### EXERCISE
Your task is to find every line of the data that holds the string "this" and copy it.
-- INFORMATION follows --
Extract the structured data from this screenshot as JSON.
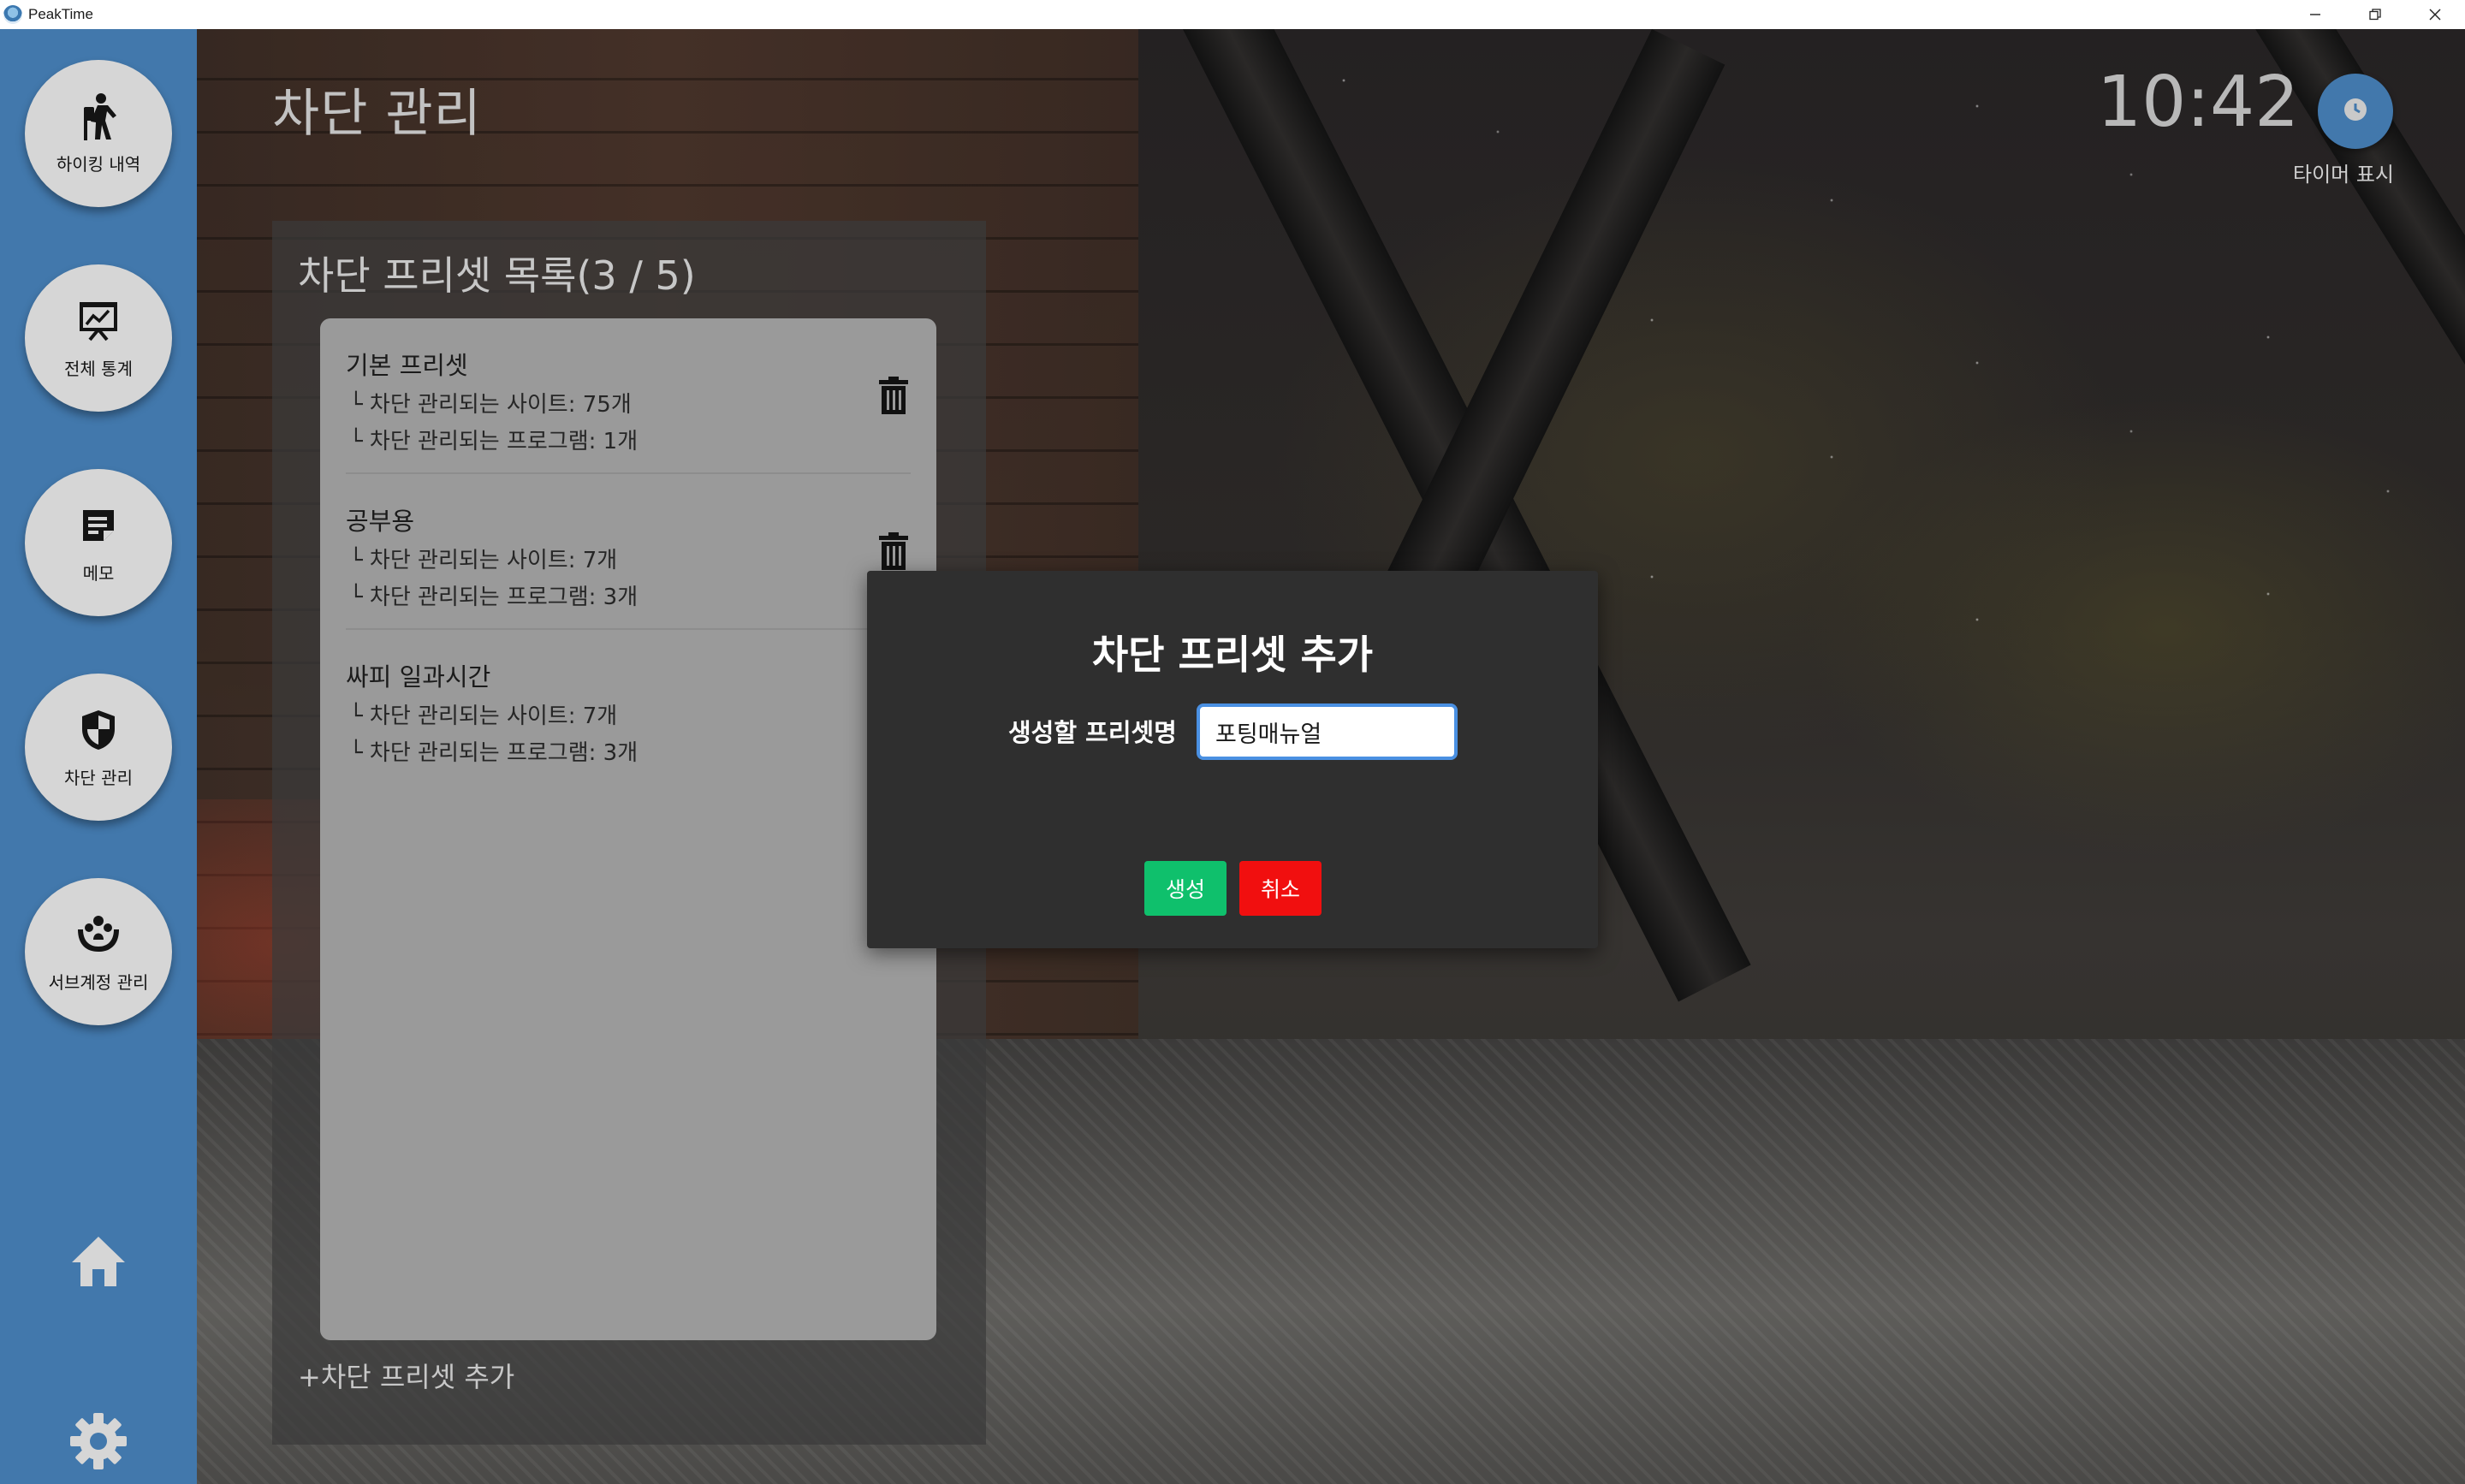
{
  "window": {
    "title": "PeakTime",
    "controls": [
      "minimize-icon",
      "restore-icon",
      "close-icon"
    ]
  },
  "sidebar": {
    "items": [
      {
        "label": "하이킹 내역",
        "icon": "hiking-icon"
      },
      {
        "label": "전체 통계",
        "icon": "chart-board-icon"
      },
      {
        "label": "메모",
        "icon": "memo-icon"
      },
      {
        "label": "차단 관리",
        "icon": "shield-icon"
      },
      {
        "label": "서브계정 관리",
        "icon": "people-hands-icon"
      }
    ],
    "bottom": [
      "home-icon",
      "gear-icon"
    ],
    "color": "#4278ac"
  },
  "header": {
    "page_title": "차단 관리",
    "clock": "10:42",
    "timer_label": "타이머 표시"
  },
  "preset_panel": {
    "title": "차단 프리셋 목록(3 / 5)",
    "presets": [
      {
        "name": "기본 프리셋",
        "sites": "└ 차단 관리되는 사이트: 75개",
        "programs": "└ 차단 관리되는 프로그램: 1개"
      },
      {
        "name": "공부용",
        "sites": "└ 차단 관리되는 사이트: 7개",
        "programs": "└ 차단 관리되는 프로그램: 3개"
      },
      {
        "name": "싸피 일과시간",
        "sites": "└ 차단 관리되는 사이트: 7개",
        "programs": "└ 차단 관리되는 프로그램: 3개"
      }
    ],
    "add_label": "+차단 프리셋 추가"
  },
  "modal": {
    "title": "차단 프리셋 추가",
    "field_label": "생성할 프리셋명",
    "field_value": "포팅매뉴얼",
    "create_label": "생성",
    "cancel_label": "취소",
    "create_color": "#0fc06c",
    "cancel_color": "#f10f0f"
  }
}
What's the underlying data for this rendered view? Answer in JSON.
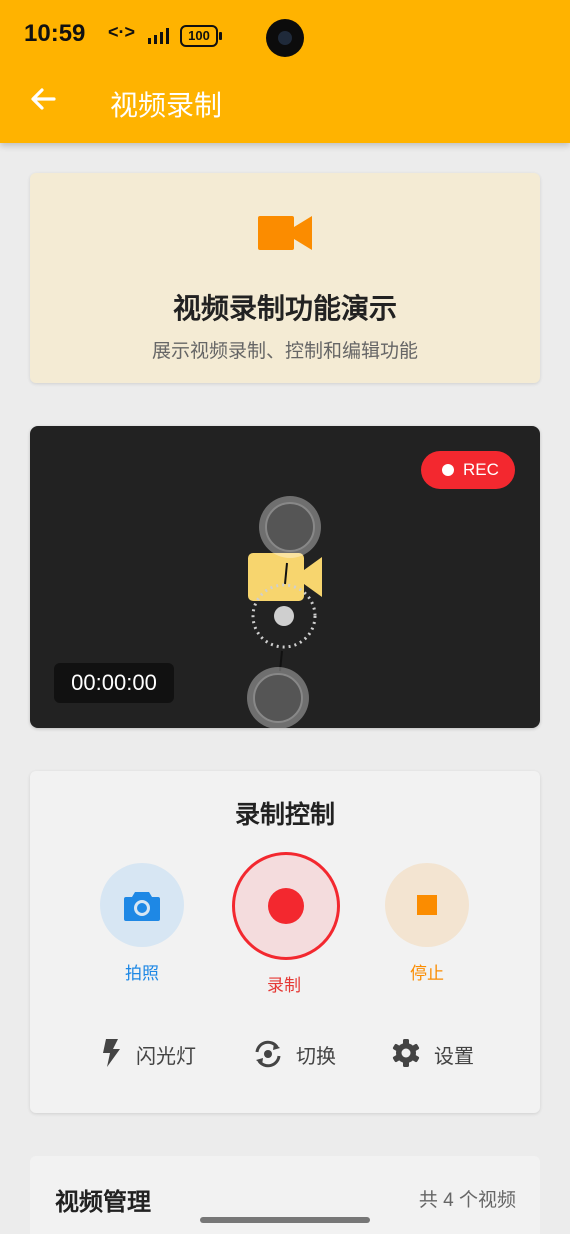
{
  "status_bar": {
    "time": "10:59",
    "signal": "<·>",
    "battery": "100"
  },
  "header": {
    "title": "视频录制",
    "back_icon": "arrow-left-icon",
    "color": "#FFB300"
  },
  "intro": {
    "icon": "videocam-icon",
    "title": "视频录制功能演示",
    "subtitle": "展示视频录制、控制和编辑功能"
  },
  "preview": {
    "rec_label": "REC",
    "timer": "00:00:00",
    "center_icon": "videocam-icon"
  },
  "controls": {
    "title": "录制控制",
    "photo_label": "拍照",
    "record_label": "录制",
    "stop_label": "停止",
    "options": [
      {
        "label": "闪光灯",
        "icon": "flash-icon"
      },
      {
        "label": "切换",
        "icon": "switch-camera-icon"
      },
      {
        "label": "设置",
        "icon": "gear-icon"
      }
    ]
  },
  "video_management": {
    "title": "视频管理",
    "count": "共 4 个视频"
  },
  "colors": {
    "accent": "#FFB300",
    "record": "#F3282F",
    "photo": "#1E88E5",
    "stop": "#FB8C00"
  }
}
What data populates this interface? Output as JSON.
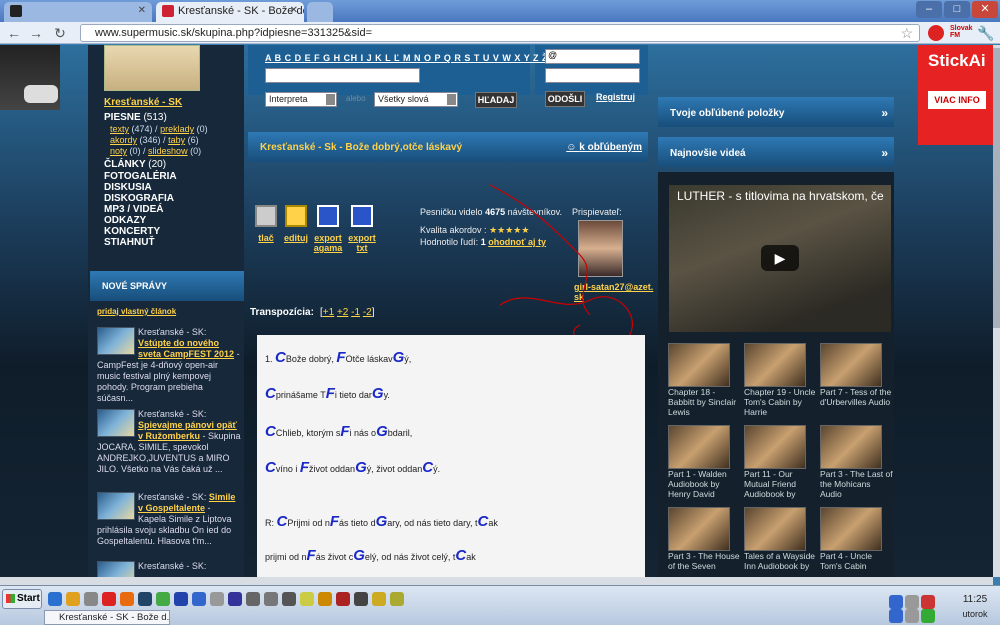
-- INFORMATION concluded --
### RESPONSE TO THE EXERCISE
Extract the structured data from this screenshot as JSON.
What's the underlying data for this rendered view? Answer in JSON.
What data populates this interface? Output as JSON.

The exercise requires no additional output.